Mancala is a very old family of board games whose basic move involves taking a pile of pieces, then placing them one at a time in a row as if you were sowing seeds. In the version of the game that I know best, the board is made up of two parallel rows of depressions — one row belonging to each player — along with large spaces for each player at the ends. You move around the board in a loop, always in the same direction. If the last piece in your move lands in an empty space on your side, you capture all of your opponent’s pieces in the dip opposite. There are only one or two special rules beyond this, making it a very simple and satisfying game.
I took the counters from a little travel Connect Four set and started experimenting with transferring this movement to a grid. At first I tried allowing movement in any direction, but this quickly became confusing, with chains overlapping and squares containing piles of both colours.
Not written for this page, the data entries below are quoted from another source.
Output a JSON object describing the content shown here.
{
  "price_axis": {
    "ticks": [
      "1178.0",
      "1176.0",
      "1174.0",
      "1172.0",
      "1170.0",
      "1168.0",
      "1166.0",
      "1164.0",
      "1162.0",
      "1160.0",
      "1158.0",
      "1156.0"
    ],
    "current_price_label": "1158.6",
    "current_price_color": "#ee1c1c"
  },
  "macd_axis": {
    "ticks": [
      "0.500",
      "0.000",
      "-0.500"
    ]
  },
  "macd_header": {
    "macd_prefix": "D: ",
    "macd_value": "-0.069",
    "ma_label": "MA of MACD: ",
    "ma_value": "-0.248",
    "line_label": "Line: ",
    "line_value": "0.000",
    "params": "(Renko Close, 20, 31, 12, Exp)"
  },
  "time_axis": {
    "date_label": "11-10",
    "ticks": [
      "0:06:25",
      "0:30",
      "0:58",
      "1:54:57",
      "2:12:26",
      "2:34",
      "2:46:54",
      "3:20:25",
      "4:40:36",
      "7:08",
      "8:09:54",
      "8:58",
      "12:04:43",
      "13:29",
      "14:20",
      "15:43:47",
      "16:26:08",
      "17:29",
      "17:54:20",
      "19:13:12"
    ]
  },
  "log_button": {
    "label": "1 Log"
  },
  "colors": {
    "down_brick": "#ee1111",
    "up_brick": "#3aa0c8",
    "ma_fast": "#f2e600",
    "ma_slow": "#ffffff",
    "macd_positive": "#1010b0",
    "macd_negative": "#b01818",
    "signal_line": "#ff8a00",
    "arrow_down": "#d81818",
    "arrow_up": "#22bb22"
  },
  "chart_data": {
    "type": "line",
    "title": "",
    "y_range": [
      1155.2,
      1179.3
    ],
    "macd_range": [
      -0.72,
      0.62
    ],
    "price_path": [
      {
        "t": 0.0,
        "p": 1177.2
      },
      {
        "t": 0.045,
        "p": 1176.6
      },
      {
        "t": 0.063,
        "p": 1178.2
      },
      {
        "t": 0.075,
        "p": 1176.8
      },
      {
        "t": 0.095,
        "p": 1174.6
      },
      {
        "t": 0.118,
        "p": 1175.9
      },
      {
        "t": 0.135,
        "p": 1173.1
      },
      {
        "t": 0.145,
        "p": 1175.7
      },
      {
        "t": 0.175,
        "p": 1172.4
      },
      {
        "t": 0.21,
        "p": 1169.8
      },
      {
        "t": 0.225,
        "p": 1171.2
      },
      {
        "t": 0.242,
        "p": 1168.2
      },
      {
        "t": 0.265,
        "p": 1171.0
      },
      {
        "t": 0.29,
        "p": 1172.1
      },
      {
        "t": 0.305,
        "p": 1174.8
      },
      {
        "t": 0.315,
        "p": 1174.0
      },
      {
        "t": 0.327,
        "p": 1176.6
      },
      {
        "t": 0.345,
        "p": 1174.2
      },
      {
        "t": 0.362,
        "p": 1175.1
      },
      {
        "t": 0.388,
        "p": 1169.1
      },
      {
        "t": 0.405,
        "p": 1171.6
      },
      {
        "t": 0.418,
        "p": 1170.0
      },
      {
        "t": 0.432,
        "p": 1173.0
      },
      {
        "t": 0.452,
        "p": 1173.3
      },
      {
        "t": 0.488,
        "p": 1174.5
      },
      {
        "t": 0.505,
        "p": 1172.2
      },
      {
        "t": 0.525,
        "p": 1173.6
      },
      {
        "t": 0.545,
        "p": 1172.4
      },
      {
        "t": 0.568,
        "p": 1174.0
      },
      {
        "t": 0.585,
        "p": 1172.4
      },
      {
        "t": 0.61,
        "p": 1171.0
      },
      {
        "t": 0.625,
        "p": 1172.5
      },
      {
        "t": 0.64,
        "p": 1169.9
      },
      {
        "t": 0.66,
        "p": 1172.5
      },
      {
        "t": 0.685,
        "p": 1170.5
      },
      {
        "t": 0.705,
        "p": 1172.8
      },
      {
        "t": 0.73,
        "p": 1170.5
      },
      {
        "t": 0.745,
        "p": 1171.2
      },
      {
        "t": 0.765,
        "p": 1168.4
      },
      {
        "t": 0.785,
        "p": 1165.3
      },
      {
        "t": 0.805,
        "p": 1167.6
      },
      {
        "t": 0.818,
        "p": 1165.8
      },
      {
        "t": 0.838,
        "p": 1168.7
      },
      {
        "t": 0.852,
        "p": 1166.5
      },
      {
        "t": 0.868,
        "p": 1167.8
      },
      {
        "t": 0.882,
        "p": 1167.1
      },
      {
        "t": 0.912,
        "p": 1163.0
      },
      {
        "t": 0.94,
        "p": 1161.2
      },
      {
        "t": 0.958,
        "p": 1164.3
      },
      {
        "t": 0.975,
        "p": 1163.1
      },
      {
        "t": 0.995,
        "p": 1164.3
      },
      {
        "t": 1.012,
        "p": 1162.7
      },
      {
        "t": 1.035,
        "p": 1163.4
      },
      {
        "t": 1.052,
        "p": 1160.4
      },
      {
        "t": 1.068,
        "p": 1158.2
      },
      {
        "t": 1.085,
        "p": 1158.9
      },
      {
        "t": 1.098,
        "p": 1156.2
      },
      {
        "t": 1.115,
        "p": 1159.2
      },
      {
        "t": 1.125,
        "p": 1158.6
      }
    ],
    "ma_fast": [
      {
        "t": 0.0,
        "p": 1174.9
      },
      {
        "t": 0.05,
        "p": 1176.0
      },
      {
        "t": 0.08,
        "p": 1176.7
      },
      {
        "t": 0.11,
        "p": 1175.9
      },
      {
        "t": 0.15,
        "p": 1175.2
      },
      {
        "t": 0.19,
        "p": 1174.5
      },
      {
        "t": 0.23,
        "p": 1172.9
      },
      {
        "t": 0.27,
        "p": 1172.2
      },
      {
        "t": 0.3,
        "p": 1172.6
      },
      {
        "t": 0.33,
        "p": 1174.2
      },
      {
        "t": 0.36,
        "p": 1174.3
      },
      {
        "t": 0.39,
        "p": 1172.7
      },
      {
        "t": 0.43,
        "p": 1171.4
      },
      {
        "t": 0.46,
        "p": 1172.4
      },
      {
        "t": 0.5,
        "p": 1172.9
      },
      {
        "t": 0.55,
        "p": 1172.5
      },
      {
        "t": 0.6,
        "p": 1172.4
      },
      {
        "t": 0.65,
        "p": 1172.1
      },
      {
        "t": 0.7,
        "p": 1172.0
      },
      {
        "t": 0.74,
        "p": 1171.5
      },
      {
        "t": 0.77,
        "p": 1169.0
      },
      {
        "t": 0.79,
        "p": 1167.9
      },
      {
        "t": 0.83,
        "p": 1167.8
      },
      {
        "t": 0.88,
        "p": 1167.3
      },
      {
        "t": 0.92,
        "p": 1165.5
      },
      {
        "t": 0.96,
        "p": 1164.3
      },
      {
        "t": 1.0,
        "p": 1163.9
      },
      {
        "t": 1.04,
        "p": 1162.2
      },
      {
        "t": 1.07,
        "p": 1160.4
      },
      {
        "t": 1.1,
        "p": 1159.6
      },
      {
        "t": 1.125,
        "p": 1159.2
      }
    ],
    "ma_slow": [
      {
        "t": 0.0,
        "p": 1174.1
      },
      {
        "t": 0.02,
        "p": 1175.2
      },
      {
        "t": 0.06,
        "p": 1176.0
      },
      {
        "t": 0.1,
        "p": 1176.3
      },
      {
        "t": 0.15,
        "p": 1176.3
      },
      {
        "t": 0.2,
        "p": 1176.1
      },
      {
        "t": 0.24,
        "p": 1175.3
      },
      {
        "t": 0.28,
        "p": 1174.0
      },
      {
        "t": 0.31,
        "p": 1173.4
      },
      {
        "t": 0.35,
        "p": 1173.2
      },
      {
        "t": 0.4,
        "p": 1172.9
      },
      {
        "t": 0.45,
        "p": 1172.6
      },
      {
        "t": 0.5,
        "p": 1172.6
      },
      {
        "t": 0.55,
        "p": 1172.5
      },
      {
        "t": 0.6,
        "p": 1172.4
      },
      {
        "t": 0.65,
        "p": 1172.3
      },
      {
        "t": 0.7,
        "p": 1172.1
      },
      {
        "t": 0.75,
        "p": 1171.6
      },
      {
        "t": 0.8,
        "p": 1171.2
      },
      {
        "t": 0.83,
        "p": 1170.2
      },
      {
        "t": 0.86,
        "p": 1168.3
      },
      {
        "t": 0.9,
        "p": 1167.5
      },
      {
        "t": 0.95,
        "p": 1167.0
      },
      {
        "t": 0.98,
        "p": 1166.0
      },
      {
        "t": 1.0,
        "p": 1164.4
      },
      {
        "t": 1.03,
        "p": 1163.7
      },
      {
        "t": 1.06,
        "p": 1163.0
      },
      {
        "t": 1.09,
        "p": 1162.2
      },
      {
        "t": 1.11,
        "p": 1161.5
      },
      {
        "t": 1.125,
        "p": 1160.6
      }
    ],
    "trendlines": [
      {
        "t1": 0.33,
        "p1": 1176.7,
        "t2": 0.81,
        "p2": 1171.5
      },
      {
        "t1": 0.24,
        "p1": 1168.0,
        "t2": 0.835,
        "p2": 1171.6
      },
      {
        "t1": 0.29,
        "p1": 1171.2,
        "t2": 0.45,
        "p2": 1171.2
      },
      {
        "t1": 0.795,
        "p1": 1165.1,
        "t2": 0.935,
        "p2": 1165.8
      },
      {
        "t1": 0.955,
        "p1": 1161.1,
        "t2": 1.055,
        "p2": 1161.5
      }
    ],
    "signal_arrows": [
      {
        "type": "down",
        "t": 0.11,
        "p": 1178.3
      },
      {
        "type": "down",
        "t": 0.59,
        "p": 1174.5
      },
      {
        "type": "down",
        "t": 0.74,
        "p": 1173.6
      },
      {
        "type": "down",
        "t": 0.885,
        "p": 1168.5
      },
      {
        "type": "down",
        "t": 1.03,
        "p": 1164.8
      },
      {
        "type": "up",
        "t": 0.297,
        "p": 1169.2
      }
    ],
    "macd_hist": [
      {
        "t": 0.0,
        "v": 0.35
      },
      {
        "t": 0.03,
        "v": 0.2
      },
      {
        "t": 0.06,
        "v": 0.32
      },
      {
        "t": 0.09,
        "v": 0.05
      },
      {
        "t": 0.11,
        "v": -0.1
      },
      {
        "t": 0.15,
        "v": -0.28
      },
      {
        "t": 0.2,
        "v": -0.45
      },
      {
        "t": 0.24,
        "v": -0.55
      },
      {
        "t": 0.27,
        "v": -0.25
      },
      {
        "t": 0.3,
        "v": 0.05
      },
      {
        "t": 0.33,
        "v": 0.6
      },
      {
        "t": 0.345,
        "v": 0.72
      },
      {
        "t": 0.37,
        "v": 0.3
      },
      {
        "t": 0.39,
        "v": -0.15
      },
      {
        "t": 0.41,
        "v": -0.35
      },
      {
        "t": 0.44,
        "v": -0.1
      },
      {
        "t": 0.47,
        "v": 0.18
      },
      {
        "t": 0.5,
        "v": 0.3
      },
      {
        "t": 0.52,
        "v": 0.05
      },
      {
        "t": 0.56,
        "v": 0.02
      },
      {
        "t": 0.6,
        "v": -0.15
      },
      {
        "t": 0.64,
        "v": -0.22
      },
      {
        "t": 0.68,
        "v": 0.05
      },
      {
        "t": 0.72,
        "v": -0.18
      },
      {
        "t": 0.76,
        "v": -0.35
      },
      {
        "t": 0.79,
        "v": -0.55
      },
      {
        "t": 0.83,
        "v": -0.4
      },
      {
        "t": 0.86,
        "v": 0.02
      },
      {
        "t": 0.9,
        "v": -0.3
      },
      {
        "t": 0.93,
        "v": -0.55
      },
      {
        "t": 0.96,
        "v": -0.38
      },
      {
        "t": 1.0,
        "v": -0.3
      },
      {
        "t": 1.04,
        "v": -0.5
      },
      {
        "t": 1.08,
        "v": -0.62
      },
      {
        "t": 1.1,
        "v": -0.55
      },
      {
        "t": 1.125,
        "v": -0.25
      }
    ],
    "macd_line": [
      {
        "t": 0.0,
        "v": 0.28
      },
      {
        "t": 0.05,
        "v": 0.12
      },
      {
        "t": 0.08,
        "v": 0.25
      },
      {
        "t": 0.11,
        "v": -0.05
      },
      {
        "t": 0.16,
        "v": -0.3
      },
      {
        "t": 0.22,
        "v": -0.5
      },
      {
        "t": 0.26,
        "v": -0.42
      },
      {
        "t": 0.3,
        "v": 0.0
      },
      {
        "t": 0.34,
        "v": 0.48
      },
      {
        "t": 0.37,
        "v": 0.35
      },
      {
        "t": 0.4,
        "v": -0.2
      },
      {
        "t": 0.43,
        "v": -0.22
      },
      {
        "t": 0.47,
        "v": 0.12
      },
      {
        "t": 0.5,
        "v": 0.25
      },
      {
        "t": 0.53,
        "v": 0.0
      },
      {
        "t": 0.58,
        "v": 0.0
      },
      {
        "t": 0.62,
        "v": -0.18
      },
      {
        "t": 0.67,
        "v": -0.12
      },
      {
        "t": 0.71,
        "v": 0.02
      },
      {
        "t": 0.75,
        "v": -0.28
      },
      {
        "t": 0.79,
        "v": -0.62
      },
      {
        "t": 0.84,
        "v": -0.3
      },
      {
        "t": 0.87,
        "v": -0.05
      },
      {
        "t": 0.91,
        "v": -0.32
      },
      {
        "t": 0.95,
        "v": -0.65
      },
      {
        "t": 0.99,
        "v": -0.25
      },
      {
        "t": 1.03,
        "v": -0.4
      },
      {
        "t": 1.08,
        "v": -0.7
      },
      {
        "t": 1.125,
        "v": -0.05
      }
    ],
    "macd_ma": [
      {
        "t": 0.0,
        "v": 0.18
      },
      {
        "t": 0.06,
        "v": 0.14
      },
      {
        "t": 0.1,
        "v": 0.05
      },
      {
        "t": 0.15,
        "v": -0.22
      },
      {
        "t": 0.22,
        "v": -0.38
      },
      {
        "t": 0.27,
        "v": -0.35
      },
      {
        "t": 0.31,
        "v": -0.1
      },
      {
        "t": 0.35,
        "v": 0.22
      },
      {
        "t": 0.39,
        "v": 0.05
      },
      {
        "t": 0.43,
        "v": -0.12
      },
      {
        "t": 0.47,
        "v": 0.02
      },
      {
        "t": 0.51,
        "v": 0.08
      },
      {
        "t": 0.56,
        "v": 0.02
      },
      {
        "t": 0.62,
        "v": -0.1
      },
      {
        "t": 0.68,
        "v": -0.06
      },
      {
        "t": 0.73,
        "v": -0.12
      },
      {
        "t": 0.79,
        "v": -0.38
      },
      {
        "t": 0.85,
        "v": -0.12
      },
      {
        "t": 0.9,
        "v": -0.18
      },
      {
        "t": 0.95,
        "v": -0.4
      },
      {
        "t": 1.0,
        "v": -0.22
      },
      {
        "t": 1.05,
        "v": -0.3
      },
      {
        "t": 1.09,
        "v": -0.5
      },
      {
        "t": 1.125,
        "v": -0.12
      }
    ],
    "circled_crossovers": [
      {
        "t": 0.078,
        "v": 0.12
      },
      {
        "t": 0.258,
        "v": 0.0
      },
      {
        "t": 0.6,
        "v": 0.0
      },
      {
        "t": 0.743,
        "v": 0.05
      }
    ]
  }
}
Restricting movement to squares of your own colour meant that you could now only move diagonally, and kept the two sides permanently separated.
Mancala style capturing didn’t make much sense on a checkerboard, so I tried out a rule inspired by Go (or by my simple understanding of it), capturing your opponent’s pieces by surrounding them with your own. However, with the pieces restrained to their own squares, it’s not possible to simply surround a group of squares without there being an empty square of your own colour inside. Disallowing this reduced the possible capturing formations down to diamonds made of four squares around a single square, or partial diamonds against the edges of the board.
To resolve situations where diamonds overlap and multiple squares are surrounded, whichever diamond has the most pieces captures first, and diamonds with equal populations capture simultaneously. This means you can safely capture a square that is part of a diamond as long as you build a stronger diamond, and it’s possible to sacrifice a piece to break a diamond if you can only match strengths.
Finally, the layout of the board — which squares have pieces on and which don’t, ignoring the actual number of pieces on each square — must change with each move. This is probably the least clear of the rules, but it’s the most elegant way I’ve been able to come up with to help avoid easy stalemates.
These rules (which are listed in the Flash game as well) seem to allow for a lot of strategy and interesting situations. I haven’t had a chance to really test the game with anyone apart from my brother though, so any suggestions or improvements would be very helpful.
Play a work in progress version of the game here.
(The computer opponent is still a little buggy, and can become extremely slow if you build large towers. If you run into problems, the easy difficulty level is much faster, if a bit less smart.)